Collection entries
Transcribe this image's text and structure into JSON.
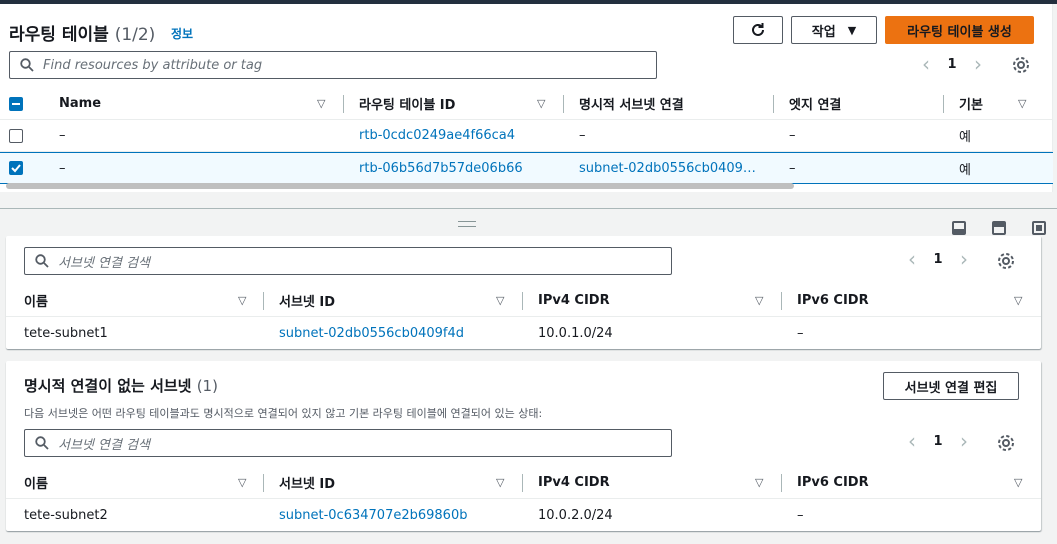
{
  "route_tables": {
    "title": "라우팅 테이블",
    "count": "(1/2)",
    "info_link": "정보",
    "actions_label": "작업",
    "create_label": "라우팅 테이블 생성",
    "search_placeholder": "Find resources by attribute or tag",
    "page": "1",
    "columns": [
      "Name",
      "라우팅 테이블 ID",
      "명시적 서브넷 연결",
      "엣지 연결",
      "기본"
    ],
    "rows": [
      {
        "name": "–",
        "id": "rtb-0cdc0249ae4f66ca4",
        "subnet": "–",
        "edge": "–",
        "main": "예",
        "selected": false
      },
      {
        "name": "–",
        "id": "rtb-06b56d7b57de06b66",
        "subnet": "subnet-02db0556cb0409…",
        "edge": "–",
        "main": "예",
        "selected": true
      }
    ]
  },
  "explicit_subnets": {
    "search_placeholder": "서브넷 연결 검색",
    "page": "1",
    "columns": [
      "이름",
      "서브넷 ID",
      "IPv4 CIDR",
      "IPv6 CIDR"
    ],
    "rows": [
      {
        "name": "tete-subnet1",
        "subnet_id": "subnet-02db0556cb0409f4d",
        "ipv4": "10.0.1.0/24",
        "ipv6": "–"
      }
    ]
  },
  "implicit_subnets": {
    "title": "명시적 연결이 없는 서브넷",
    "count": "(1)",
    "edit_label": "서브넷 연결 편집",
    "description": "다음 서브넷은 어떤 라우팅 테이블과도 명시적으로 연결되어 있지 않고 기본 라우팅 테이블에 연결되어 있는 상태:",
    "search_placeholder": "서브넷 연결 검색",
    "page": "1",
    "columns": [
      "이름",
      "서브넷 ID",
      "IPv4 CIDR",
      "IPv6 CIDR"
    ],
    "rows": [
      {
        "name": "tete-subnet2",
        "subnet_id": "subnet-0c634707e2b69860b",
        "ipv4": "10.0.2.0/24",
        "ipv6": "–"
      }
    ]
  },
  "colors": {
    "accent": "#ec7211",
    "link": "#0073bb",
    "selected_bg": "#f1faff"
  }
}
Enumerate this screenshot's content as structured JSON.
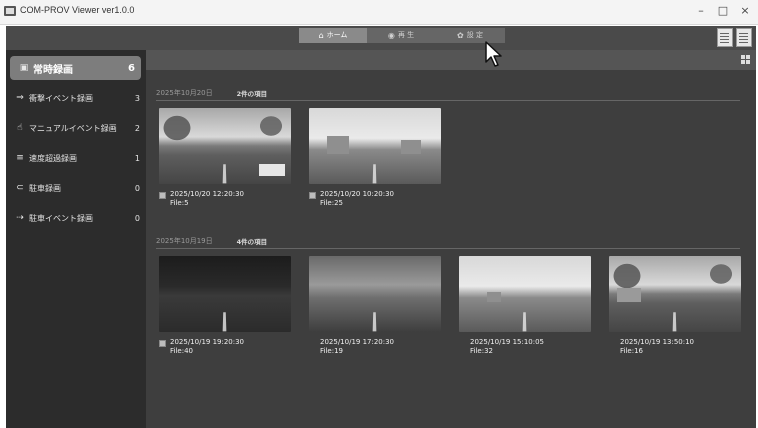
{
  "window": {
    "title": "COM-PROV Viewer ver1.0.0",
    "minimize": "–",
    "maximize": "□",
    "close": "×"
  },
  "topbar": {
    "tabs": [
      {
        "label": "ホーム",
        "icon": "home-icon",
        "glyph": "⌂",
        "active": true
      },
      {
        "label": "再 生",
        "icon": "play-circle-icon",
        "glyph": "◉",
        "active": false
      },
      {
        "label": "設 定",
        "icon": "gear-icon",
        "glyph": "✿",
        "active": false
      }
    ]
  },
  "sidebar": {
    "items": [
      {
        "label": "常時録画",
        "count": "6",
        "icon": "video-camera-icon",
        "glyph": "▣",
        "selected": true
      },
      {
        "label": "衝撃イベント録画",
        "count": "3",
        "icon": "car-crash-icon",
        "glyph": "⇒",
        "selected": false
      },
      {
        "label": "マニュアルイベント録画",
        "count": "2",
        "icon": "hand-press-icon",
        "glyph": "☝",
        "selected": false
      },
      {
        "label": "速度超過録画",
        "count": "1",
        "icon": "speeding-car-icon",
        "glyph": "≡",
        "selected": false
      },
      {
        "label": "駐車録画",
        "count": "0",
        "icon": "parked-car-icon",
        "glyph": "⊂",
        "selected": false
      },
      {
        "label": "駐車イベント録画",
        "count": "0",
        "icon": "parking-event-icon",
        "glyph": "⇢",
        "selected": false
      }
    ]
  },
  "groups": [
    {
      "date": "2025年10月20日",
      "count_label": "2件の項目",
      "items": [
        {
          "datetime": "2025/10/20 12:20:30",
          "file": "File:5",
          "scene": "day"
        },
        {
          "datetime": "2025/10/20 10:20:30",
          "file": "File:25",
          "scene": "sky"
        }
      ]
    },
    {
      "date": "2025年10月19日",
      "count_label": "4件の項目",
      "items": [
        {
          "datetime": "2025/10/19 19:20:30",
          "file": "File:40",
          "scene": "night"
        },
        {
          "datetime": "2025/10/19 17:20:30",
          "file": "File:19",
          "scene": "dusk"
        },
        {
          "datetime": "2025/10/19 15:10:05",
          "file": "File:32",
          "scene": "sky"
        },
        {
          "datetime": "2025/10/19 13:50:10",
          "file": "File:16",
          "scene": "day"
        }
      ]
    }
  ]
}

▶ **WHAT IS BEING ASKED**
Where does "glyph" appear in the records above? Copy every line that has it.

▶ **EXPECTED ANSWER**
        "glyph": "⌂",
        "glyph": "◉",
        "glyph": "✿",
        "glyph": "▣",
        "glyph": "⇒",
        "glyph": "☝",
        "glyph": "≡",
        "glyph": "⊂",
        "glyph": "⇢",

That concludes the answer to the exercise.